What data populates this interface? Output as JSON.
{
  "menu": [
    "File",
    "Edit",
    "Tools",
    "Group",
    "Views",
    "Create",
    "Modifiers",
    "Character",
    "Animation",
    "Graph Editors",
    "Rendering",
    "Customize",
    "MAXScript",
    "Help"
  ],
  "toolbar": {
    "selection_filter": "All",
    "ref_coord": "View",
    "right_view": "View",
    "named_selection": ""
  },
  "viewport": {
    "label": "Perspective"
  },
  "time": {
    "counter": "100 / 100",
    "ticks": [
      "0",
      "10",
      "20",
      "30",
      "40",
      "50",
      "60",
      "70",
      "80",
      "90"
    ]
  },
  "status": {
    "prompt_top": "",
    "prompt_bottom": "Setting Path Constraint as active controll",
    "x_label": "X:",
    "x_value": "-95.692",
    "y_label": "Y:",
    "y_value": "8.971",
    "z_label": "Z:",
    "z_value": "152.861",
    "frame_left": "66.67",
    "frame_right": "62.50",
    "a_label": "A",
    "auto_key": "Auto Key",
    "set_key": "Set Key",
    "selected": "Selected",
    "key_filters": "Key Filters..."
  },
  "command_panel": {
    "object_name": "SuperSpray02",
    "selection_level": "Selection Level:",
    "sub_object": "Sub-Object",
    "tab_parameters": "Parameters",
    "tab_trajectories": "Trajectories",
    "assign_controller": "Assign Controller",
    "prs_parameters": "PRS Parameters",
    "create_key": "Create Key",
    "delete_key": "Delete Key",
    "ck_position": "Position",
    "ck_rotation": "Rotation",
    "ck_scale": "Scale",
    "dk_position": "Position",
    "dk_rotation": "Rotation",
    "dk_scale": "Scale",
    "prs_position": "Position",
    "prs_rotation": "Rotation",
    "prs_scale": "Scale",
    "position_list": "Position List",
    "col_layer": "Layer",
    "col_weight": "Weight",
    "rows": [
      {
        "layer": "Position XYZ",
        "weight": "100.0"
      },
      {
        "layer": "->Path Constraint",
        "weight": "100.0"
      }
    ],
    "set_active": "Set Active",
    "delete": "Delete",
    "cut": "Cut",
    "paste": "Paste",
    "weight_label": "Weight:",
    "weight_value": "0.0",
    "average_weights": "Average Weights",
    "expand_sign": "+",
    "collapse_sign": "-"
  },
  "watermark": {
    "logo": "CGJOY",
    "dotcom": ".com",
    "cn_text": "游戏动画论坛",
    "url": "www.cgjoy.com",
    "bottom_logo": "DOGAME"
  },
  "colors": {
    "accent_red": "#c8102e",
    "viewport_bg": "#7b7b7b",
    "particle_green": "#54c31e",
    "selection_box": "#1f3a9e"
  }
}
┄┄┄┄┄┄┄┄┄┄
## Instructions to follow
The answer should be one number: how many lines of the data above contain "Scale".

## Solution to this task
3